Wherever "JSON" appears in a line of the records below, count that line, and report only the number.

++++++++++

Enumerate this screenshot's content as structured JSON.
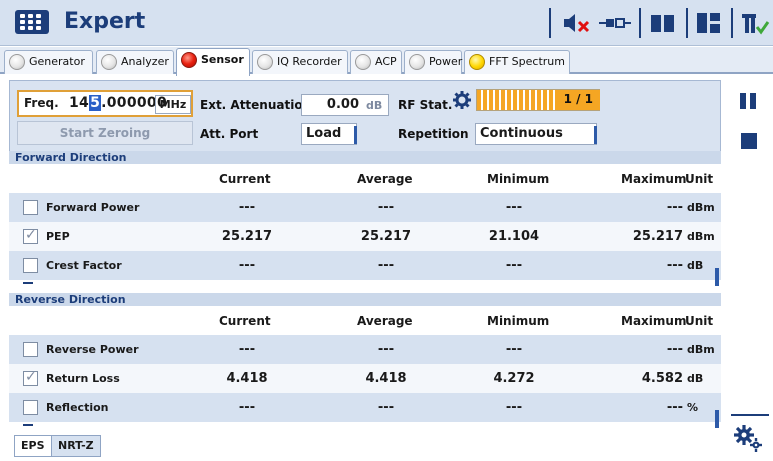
{
  "app": {
    "title": "Expert"
  },
  "titlebar_icons": [
    "mute-speaker-icon",
    "connection-plug-icon",
    "library-book-icon",
    "split-screen-icon",
    "sensor-logo-icon"
  ],
  "tabs": [
    {
      "label": "Generator",
      "led": "off"
    },
    {
      "label": "Analyzer",
      "led": "off"
    },
    {
      "label": "Sensor",
      "led": "red",
      "active": true
    },
    {
      "label": "IQ Recorder",
      "led": "off"
    },
    {
      "label": "ACP",
      "led": "off"
    },
    {
      "label": "Power",
      "led": "off"
    },
    {
      "label": "FFT Spectrum",
      "led": "yellow"
    }
  ],
  "config": {
    "freq_label": "Freq.",
    "freq_before_cursor": "14",
    "freq_cursor_digit": "5",
    "freq_after_cursor": ".000000",
    "freq_unit": "MHz",
    "start_zeroing": "Start Zeroing",
    "ext_att_label": "Ext. Attenuation",
    "ext_att_value": "0.00",
    "ext_att_unit": "dB",
    "att_port_label": "Att. Port",
    "att_port_value": "Load",
    "rf_stat_label": "RF Stat.",
    "rf_count": "1 / 1",
    "repetition_label": "Repetition",
    "repetition_value": "Continuous"
  },
  "columns": {
    "current": "Current",
    "average": "Average",
    "minimum": "Minimum",
    "maximum": "Maximum",
    "unit": "Unit"
  },
  "forward": {
    "title": "Forward Direction",
    "rows": [
      {
        "name": "Forward Power",
        "checked": false,
        "current": "---",
        "average": "---",
        "minimum": "---",
        "maximum": "---",
        "unit": "dBm"
      },
      {
        "name": "PEP",
        "checked": true,
        "current": "25.217",
        "average": "25.217",
        "minimum": "21.104",
        "maximum": "25.217",
        "unit": "dBm"
      },
      {
        "name": "Crest Factor",
        "checked": false,
        "current": "---",
        "average": "---",
        "minimum": "---",
        "maximum": "---",
        "unit": "dB"
      }
    ]
  },
  "reverse": {
    "title": "Reverse Direction",
    "rows": [
      {
        "name": "Reverse Power",
        "checked": false,
        "current": "---",
        "average": "---",
        "minimum": "---",
        "maximum": "---",
        "unit": "dBm"
      },
      {
        "name": "Return Loss",
        "checked": true,
        "current": "4.418",
        "average": "4.418",
        "minimum": "4.272",
        "maximum": "4.582",
        "unit": "dB"
      },
      {
        "name": "Reflection",
        "checked": false,
        "current": "---",
        "average": "---",
        "minimum": "---",
        "maximum": "---",
        "unit": "%"
      }
    ]
  },
  "bottom_tabs": [
    {
      "label": "EPS",
      "active": true
    },
    {
      "label": "NRT-Z",
      "active": false
    }
  ],
  "colors": {
    "accent": "#1c3d7a",
    "tab_bg": "#d6e1f0",
    "rf_bar": "#f5a623",
    "focus_border": "#e0a038"
  }
}
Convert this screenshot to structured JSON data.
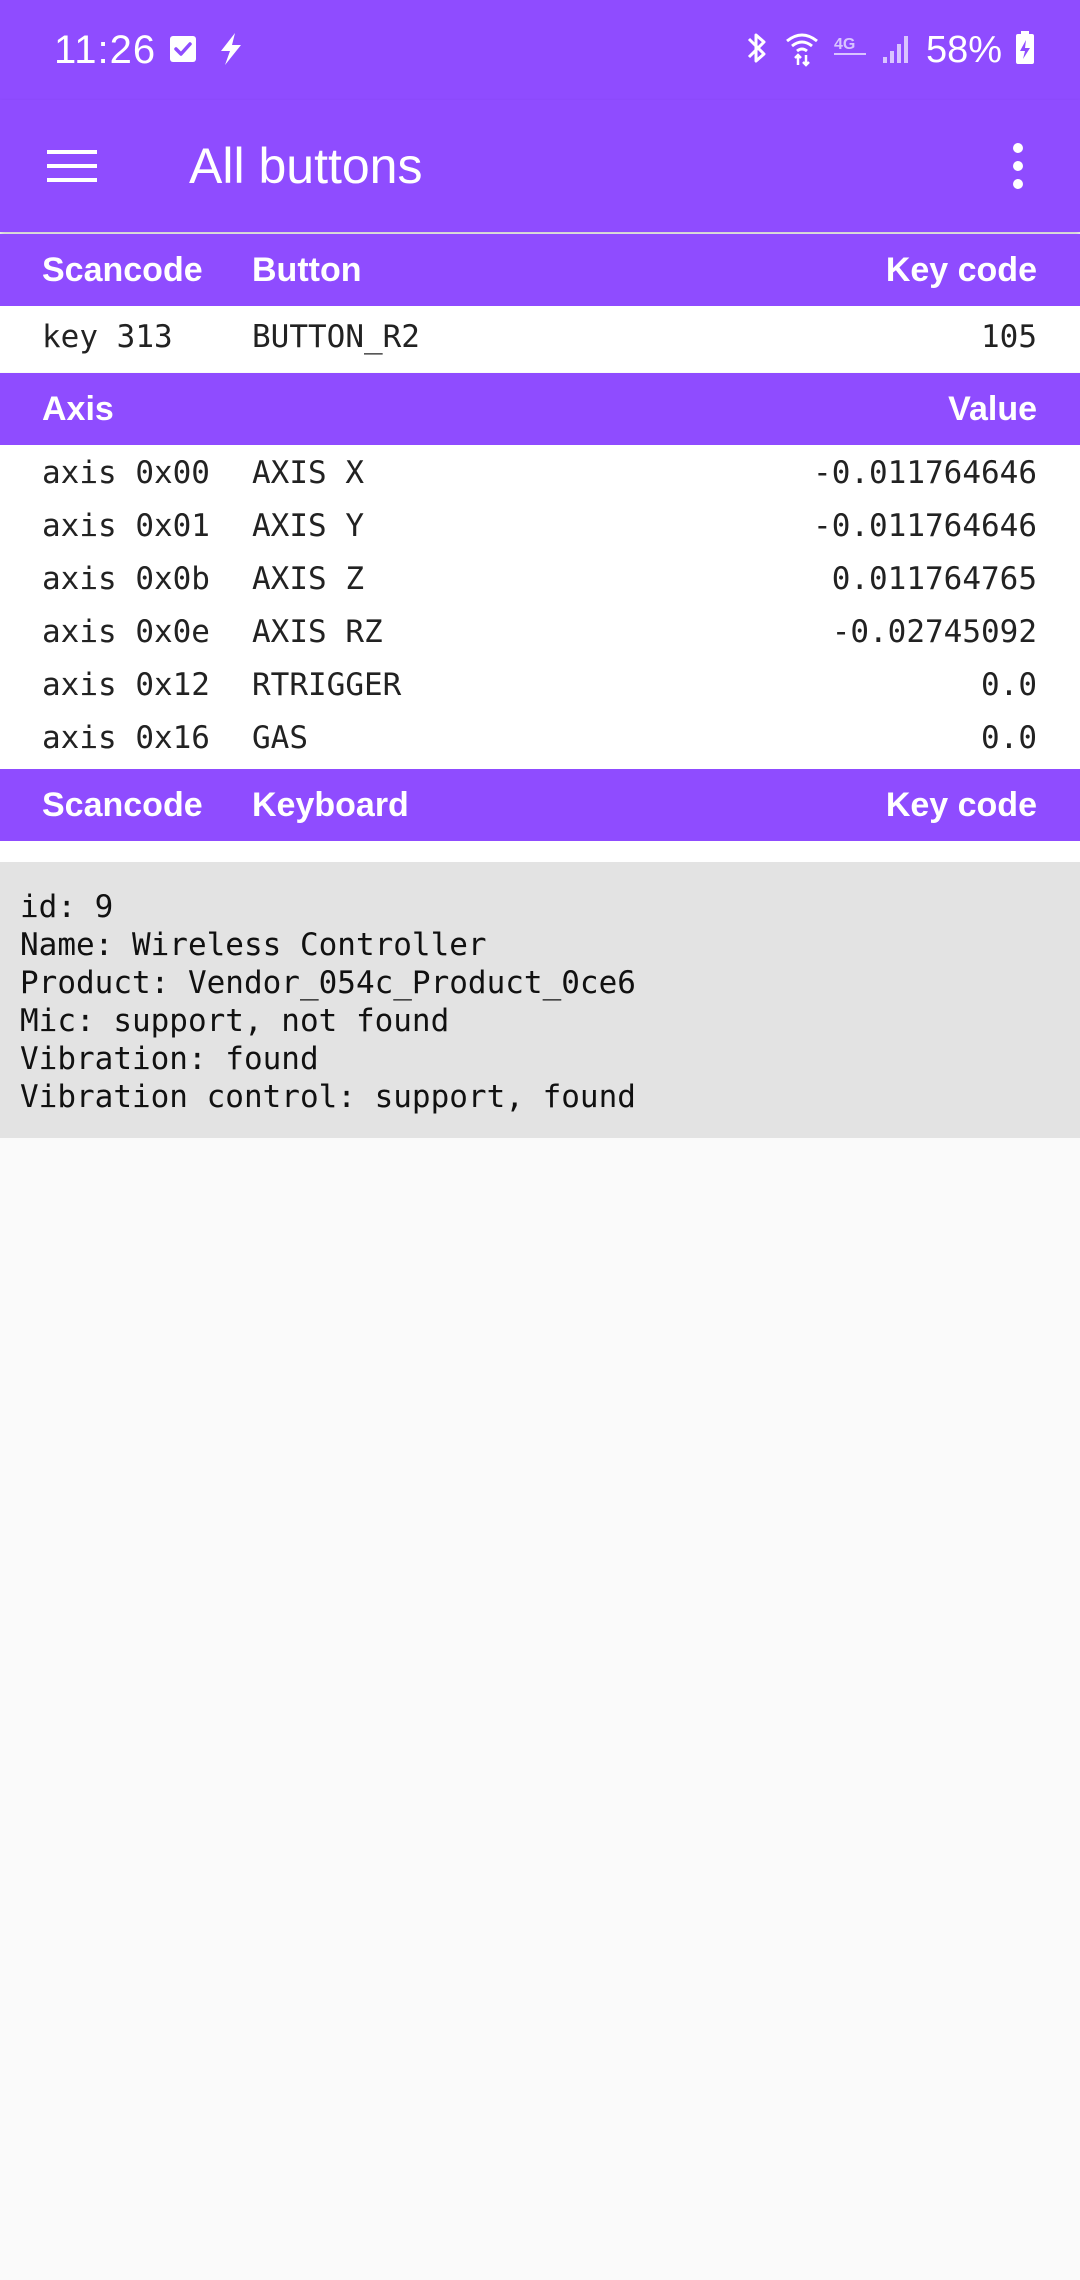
{
  "status_bar": {
    "time": "11:26",
    "battery": "58%",
    "icons": [
      "checkbox-icon",
      "charging-bolt-icon",
      "bluetooth-icon",
      "wifi-icon",
      "lte-icon",
      "signal-icon",
      "battery-icon"
    ]
  },
  "app_bar": {
    "title": "All buttons"
  },
  "buttons_section": {
    "headers": [
      "Scancode",
      "Button",
      "Key code"
    ],
    "rows": [
      {
        "scancode": "key 313",
        "button": "BUTTON_R2",
        "key_code": "105"
      }
    ]
  },
  "axis_section": {
    "headers": [
      "Axis",
      "Value"
    ],
    "rows": [
      {
        "code": "axis 0x00",
        "name": "AXIS X",
        "value": "-0.011764646"
      },
      {
        "code": "axis 0x01",
        "name": "AXIS Y",
        "value": "-0.011764646"
      },
      {
        "code": "axis 0x0b",
        "name": "AXIS Z",
        "value": "0.011764765"
      },
      {
        "code": "axis 0x0e",
        "name": "AXIS RZ",
        "value": "-0.02745092"
      },
      {
        "code": "axis 0x12",
        "name": "RTRIGGER",
        "value": "0.0"
      },
      {
        "code": "axis 0x16",
        "name": "GAS",
        "value": "0.0"
      }
    ]
  },
  "keyboard_section": {
    "headers": [
      "Scancode",
      "Keyboard",
      "Key code"
    ]
  },
  "device_info": {
    "lines": [
      "id: 9",
      "Name: Wireless Controller",
      "Product: Vendor_054c_Product_0ce6",
      "Mic: support, not found",
      "Vibration: found",
      "Vibration control: support, found"
    ]
  },
  "colors": {
    "accent": "#8f4cff",
    "info_bg": "#e3e3e3",
    "page_bg": "#fafafa"
  }
}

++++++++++

== Final answer ==
2